#### Exercise requirements
Print the records exactly as given.

#### Data records
•••••
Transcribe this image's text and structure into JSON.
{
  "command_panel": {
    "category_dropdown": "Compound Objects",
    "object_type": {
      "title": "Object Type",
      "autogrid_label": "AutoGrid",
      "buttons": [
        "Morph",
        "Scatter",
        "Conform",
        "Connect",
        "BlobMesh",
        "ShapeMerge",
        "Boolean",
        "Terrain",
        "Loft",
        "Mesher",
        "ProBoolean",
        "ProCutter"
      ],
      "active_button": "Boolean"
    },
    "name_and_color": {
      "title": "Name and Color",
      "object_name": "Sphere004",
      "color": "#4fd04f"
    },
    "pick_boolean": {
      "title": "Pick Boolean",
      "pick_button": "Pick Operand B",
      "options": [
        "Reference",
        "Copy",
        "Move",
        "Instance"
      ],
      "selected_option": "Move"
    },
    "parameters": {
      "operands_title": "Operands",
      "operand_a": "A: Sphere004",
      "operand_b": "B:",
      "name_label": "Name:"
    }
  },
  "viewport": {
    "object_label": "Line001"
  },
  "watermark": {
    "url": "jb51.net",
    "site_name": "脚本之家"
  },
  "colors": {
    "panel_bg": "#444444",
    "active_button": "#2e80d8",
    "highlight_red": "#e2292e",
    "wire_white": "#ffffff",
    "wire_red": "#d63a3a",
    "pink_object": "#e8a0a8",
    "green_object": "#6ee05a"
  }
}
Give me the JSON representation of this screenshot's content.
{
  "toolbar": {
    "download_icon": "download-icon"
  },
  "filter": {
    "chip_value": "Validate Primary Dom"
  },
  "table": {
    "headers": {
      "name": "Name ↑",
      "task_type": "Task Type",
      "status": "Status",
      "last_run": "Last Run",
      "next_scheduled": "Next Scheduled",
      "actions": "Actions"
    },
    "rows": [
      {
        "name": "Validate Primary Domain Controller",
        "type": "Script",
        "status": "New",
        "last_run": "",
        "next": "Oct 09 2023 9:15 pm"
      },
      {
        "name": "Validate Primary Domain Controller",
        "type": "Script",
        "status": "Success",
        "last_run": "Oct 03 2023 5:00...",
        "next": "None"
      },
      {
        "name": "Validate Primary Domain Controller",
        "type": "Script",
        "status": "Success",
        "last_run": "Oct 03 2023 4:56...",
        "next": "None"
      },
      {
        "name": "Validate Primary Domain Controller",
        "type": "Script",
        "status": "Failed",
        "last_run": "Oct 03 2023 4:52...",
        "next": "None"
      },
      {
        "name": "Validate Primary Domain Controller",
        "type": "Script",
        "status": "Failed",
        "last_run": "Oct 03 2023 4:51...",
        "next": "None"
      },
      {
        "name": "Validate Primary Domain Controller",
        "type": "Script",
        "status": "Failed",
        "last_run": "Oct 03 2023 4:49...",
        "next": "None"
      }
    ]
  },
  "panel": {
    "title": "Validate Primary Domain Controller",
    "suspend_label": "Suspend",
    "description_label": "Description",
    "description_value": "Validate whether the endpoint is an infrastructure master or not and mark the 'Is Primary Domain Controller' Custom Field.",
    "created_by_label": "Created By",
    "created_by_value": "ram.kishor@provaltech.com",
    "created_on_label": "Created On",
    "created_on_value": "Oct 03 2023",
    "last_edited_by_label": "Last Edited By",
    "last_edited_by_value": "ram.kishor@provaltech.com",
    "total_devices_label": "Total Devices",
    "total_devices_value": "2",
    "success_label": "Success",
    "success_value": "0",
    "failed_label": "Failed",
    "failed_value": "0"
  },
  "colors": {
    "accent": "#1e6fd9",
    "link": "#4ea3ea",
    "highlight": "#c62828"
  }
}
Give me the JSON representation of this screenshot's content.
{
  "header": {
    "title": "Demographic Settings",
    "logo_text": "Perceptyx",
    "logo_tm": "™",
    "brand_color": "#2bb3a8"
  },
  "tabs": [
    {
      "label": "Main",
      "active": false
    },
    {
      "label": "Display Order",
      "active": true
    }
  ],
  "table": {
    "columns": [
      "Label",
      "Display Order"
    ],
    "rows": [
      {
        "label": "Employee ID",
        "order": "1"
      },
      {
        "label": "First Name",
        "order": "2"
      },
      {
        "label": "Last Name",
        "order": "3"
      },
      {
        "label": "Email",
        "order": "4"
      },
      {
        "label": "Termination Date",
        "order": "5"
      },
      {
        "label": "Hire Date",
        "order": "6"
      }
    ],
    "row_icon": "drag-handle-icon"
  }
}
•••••
#### Answer below
Transcribe this image's text and structure into JSON.
{
  "command_panel": {
    "category_dropdown": "Compound Objects",
    "object_type": {
      "title": "Object Type",
      "autogrid_label": "AutoGrid",
      "buttons": [
        "Morph",
        "Scatter",
        "Conform",
        "Connect",
        "BlobMesh",
        "ShapeMerge",
        "Boolean",
        "Terrain",
        "Loft",
        "Mesher",
        "ProBoolean",
        "ProCutter"
      ],
      "active_button": "Boolean"
    },
    "name_and_color": {
      "title": "Name and Color",
      "object_name": "Sphere004",
      "color": "#4fd04f"
    },
    "pick_boolean": {
      "title": "Pick Boolean",
      "pick_button": "Pick Operand B",
      "options": [
        "Reference",
        "Copy",
        "Move",
        "Instance"
      ],
      "selected_option": "Move"
    },
    "parameters": {
      "operands_title": "Operands",
      "operand_a": "A: Sphere004",
      "operand_b": "B:",
      "name_label": "Name:"
    }
  },
  "viewport": {
    "object_label": "Line001"
  },
  "watermark": {
    "url": "jb51.net",
    "site_name": "脚本之家"
  },
  "colors": {
    "panel_bg": "#444444",
    "active_button": "#2e80d8",
    "highlight_red": "#e2292e",
    "wire_white": "#ffffff",
    "wire_red": "#d63a3a",
    "pink_object": "#e8a0a8",
    "green_object": "#6ee05a"
  }
}
Give me the JSON representation of this screenshot's content.
{
  "toolbar": {
    "download_icon": "download-icon"
  },
  "filter": {
    "chip_value": "Validate Primary Dom"
  },
  "table": {
    "headers": {
      "name": "Name ↑",
      "task_type": "Task Type",
      "status": "Status",
      "last_run": "Last Run",
      "next_scheduled": "Next Scheduled",
      "actions": "Actions"
    },
    "rows": [
      {
        "name": "Validate Primary Domain Controller",
        "type": "Script",
        "status": "New",
        "last_run": "",
        "next": "Oct 09 2023 9:15 pm"
      },
      {
        "name": "Validate Primary Domain Controller",
        "type": "Script",
        "status": "Success",
        "last_run": "Oct 03 2023 5:00...",
        "next": "None"
      },
      {
        "name": "Validate Primary Domain Controller",
        "type": "Script",
        "status": "Success",
        "last_run": "Oct 03 2023 4:56...",
        "next": "None"
      },
      {
        "name": "Validate Primary Domain Controller",
        "type": "Script",
        "status": "Failed",
        "last_run": "Oct 03 2023 4:52...",
        "next": "None"
      },
      {
        "name": "Validate Primary Domain Controller",
        "type": "Script",
        "status": "Failed",
        "last_run": "Oct 03 2023 4:51...",
        "next": "None"
      },
      {
        "name": "Validate Primary Domain Controller",
        "type": "Script",
        "status": "Failed",
        "last_run": "Oct 03 2023 4:49...",
        "next": "None"
      }
    ]
  },
  "panel": {
    "title": "Validate Primary Domain Controller",
    "suspend_label": "Suspend",
    "description_label": "Description",
    "description_value": "Validate whether the endpoint is an infrastructure master or not and mark the 'Is Primary Domain Controller' Custom Field.",
    "created_by_label": "Created By",
    "created_by_value": "ram.kishor@provaltech.com",
    "created_on_label": "Created On",
    "created_on_value": "Oct 03 2023",
    "last_edited_by_label": "Last Edited By",
    "last_edited_by_value": "ram.kishor@provaltech.com",
    "total_devices_label": "Total Devices",
    "total_devices_value": "2",
    "success_label": "Success",
    "success_value": "0",
    "failed_label": "Failed",
    "failed_value": "0"
  },
  "colors": {
    "accent": "#1e6fd9",
    "link": "#4ea3ea",
    "highlight": "#c62828"
  }
}
Give me the JSON representation of this screenshot's content.
{
  "header": {
    "title": "Demographic Settings",
    "logo_text": "Perceptyx",
    "logo_tm": "™",
    "brand_color": "#2bb3a8"
  },
  "tabs": [
    {
      "label": "Main",
      "active": false
    },
    {
      "label": "Display Order",
      "active": true
    }
  ],
  "table": {
    "columns": [
      "Label",
      "Display Order"
    ],
    "rows": [
      {
        "label": "Employee ID",
        "order": "1"
      },
      {
        "label": "First Name",
        "order": "2"
      },
      {
        "label": "Last Name",
        "order": "3"
      },
      {
        "label": "Email",
        "order": "4"
      },
      {
        "label": "Termination Date",
        "order": "5"
      },
      {
        "label": "Hire Date",
        "order": "6"
      }
    ],
    "row_icon": "drag-handle-icon"
  }
}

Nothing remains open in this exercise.